SACRAMENTO — State Treasurer Phil Angelides said Thursday that delays by the California Public Utilities Commission mean the state won’t issue $12.5 billion in energy bonds to repay the state general fund until next year.
Any more delays could cause a $9.3 billion deficit in the next fiscal year, Angelides said.
California has spent nearly $9 billion buying power since January, when three utilities, who had amassed billions in debt, could no longer buy electricity for their customers.
“This state started this year in very tough times,” Angelides said. “To keep the lights on, the state lent its nest egg, money intended for education, health care services, programs for the poor and basic services of state government. It’s time to pay that money back.”
Before the state can sell the bonds, however, the PUC must approve two agreements, one which would set the initial portion of utility bills that will go toward repaying the state, the other to allow the state to raise electric rates if it isn’t collecting enough to repay the debts.
To make the bonds appealing to buyers, there must be a guarantee that some part of customers’ rates will be dedicated toward repayment, Angelides said.
But energy regulators have delayed voting on the agreements with the Department of Water Resources, the state agency charged with buying enough electricity to supply the utilities’ customers.
PUC Commissioner Richard Bilas and other commissioners have said they aren’t happy about potentially giving up the PUC’s right to scrutinize how the state is spending ratepayer dollars and how high it could raise electric rates.
“I think there are a lot of problems with the agreement,” Bilas said. But it may be the best the state can do and “you’ve got to trade that off against the fiscal integrity of the state.”
After the PUC approval, it will take at least 60 days to arrange the bond sale, Angelides said, but a legal challenge could extend that timeline. The PUC is now set to vote on the issues Tuesday.
“I see no way these bonds could be sold this year,” Angelides said.
Without paying the state back by the 2002-03 fiscal year, the state will be short $9.3 billion, which would require cutting about 18 percent of California’s non-education spending, Angelides said.
Such a shortfall would resemble the deficits of the mid-1990s, when the state raised taxes and made deep spending cuts, he said.
The rate agreement has been stalled while the PUC examines an alternative plan for the bonds approved by the Legislature.

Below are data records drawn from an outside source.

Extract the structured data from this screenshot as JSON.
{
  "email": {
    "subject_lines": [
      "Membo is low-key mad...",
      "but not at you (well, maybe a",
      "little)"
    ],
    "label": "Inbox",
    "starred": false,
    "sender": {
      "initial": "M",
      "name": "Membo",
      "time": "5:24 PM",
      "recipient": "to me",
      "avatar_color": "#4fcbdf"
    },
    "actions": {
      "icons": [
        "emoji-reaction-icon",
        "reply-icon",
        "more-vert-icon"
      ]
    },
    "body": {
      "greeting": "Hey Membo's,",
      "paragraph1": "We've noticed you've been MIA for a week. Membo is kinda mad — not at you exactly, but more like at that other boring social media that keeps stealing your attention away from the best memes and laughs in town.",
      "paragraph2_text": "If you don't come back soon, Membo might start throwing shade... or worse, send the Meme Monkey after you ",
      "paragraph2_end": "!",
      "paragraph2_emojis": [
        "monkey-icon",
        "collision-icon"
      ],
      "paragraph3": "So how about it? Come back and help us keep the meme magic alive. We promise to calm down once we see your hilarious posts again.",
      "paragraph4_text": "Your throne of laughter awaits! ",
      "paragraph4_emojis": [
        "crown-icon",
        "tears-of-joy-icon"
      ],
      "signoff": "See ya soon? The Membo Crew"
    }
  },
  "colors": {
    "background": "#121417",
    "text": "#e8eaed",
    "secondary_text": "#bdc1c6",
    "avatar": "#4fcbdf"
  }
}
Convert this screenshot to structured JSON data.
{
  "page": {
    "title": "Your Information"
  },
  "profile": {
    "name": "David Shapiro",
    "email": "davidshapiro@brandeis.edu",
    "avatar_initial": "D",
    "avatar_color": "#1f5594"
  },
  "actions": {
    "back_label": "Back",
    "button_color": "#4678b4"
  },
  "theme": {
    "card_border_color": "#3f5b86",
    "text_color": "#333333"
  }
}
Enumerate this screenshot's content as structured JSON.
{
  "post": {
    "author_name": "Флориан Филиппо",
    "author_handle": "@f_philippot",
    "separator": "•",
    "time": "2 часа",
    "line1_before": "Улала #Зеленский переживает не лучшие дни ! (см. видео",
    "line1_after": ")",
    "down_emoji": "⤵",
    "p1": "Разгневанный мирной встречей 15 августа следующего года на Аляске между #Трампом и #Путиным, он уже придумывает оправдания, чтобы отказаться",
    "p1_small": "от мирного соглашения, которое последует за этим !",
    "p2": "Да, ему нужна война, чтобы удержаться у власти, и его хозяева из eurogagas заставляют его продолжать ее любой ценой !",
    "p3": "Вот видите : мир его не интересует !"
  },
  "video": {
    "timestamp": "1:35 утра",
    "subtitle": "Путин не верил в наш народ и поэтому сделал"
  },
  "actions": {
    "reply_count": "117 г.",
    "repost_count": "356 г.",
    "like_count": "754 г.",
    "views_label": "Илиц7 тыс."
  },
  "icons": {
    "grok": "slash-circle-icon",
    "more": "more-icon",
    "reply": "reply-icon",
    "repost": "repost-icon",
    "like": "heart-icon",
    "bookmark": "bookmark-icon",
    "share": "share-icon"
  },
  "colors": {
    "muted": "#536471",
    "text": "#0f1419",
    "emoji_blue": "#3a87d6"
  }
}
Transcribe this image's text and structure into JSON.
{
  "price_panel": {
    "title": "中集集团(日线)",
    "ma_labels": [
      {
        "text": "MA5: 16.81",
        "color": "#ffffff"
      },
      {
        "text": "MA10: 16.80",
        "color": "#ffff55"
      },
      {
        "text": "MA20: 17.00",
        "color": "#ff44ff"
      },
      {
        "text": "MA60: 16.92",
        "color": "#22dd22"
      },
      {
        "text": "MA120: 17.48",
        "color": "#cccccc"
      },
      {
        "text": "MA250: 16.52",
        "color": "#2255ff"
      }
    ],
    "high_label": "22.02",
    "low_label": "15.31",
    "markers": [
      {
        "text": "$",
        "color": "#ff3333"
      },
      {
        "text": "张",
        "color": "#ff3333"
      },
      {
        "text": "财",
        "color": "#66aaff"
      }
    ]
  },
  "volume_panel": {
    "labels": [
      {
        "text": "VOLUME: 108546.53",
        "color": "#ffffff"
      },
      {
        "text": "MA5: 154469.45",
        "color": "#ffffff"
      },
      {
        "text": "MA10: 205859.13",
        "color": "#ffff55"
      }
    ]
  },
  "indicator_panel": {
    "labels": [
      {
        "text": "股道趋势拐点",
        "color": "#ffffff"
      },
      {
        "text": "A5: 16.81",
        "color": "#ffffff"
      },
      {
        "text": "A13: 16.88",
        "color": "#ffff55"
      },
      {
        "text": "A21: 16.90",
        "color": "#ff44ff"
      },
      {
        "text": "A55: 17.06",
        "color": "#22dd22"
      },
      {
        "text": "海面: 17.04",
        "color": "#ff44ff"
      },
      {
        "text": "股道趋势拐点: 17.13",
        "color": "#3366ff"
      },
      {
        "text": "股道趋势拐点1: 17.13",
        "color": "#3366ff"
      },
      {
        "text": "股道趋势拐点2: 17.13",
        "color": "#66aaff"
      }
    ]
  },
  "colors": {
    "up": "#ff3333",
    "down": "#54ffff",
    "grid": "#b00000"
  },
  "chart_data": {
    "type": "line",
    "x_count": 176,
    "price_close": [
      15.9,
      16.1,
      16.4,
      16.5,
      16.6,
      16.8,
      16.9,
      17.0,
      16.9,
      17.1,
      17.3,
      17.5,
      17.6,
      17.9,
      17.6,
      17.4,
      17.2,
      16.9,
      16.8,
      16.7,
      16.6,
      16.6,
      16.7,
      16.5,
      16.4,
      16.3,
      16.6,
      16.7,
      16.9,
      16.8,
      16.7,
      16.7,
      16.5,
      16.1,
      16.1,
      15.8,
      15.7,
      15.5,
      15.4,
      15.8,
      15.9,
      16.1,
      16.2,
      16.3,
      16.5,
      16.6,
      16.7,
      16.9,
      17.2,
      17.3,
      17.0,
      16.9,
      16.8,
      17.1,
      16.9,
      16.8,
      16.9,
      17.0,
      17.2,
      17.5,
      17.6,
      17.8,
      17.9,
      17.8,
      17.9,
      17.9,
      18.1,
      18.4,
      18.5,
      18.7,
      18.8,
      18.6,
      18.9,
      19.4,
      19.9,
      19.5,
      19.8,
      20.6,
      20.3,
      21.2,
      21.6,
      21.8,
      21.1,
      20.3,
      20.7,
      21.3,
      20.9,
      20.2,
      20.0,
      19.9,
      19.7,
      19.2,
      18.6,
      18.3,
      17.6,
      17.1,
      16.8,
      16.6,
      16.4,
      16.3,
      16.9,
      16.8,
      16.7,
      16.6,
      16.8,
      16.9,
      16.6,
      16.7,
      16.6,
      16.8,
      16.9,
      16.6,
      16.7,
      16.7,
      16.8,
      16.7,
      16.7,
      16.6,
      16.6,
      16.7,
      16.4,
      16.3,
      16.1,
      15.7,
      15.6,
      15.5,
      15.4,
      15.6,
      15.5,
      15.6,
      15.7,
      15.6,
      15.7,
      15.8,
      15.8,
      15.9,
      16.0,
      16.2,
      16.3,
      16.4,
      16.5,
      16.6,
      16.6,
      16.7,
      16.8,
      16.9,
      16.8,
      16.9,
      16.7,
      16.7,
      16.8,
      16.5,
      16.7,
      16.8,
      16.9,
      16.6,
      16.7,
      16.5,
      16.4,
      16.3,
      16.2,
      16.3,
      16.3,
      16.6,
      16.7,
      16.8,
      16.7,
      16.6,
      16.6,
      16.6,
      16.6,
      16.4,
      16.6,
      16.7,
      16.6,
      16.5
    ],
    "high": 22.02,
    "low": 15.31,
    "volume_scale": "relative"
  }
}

That plan, proposed by Sen. John Burton, D-San Francisco, would set aside part of existing consumer electricity rates to guarantee the state has enough money to pay off the energy bonds. It would also limit the use of the bond money to cover electricity purchases and legislatively approved administrative costs and would require public hearings before the DWR could raise consumer rates to cover power purchases.
Burton said there’s a consensus that his plan would save $1 billion and “make it easier to sell the bonds. Earlier this year, the treasurer endorsed splitting the bond payment, rather than giving carte blanche to the DWR.”
Consumer advocate Jamie Court of the Foundation for Taxpayer and Consumer Rights also supports Burton’s plan, saying it would stop DWR and Gov. Gray Davis from having a “blank check” for power deals.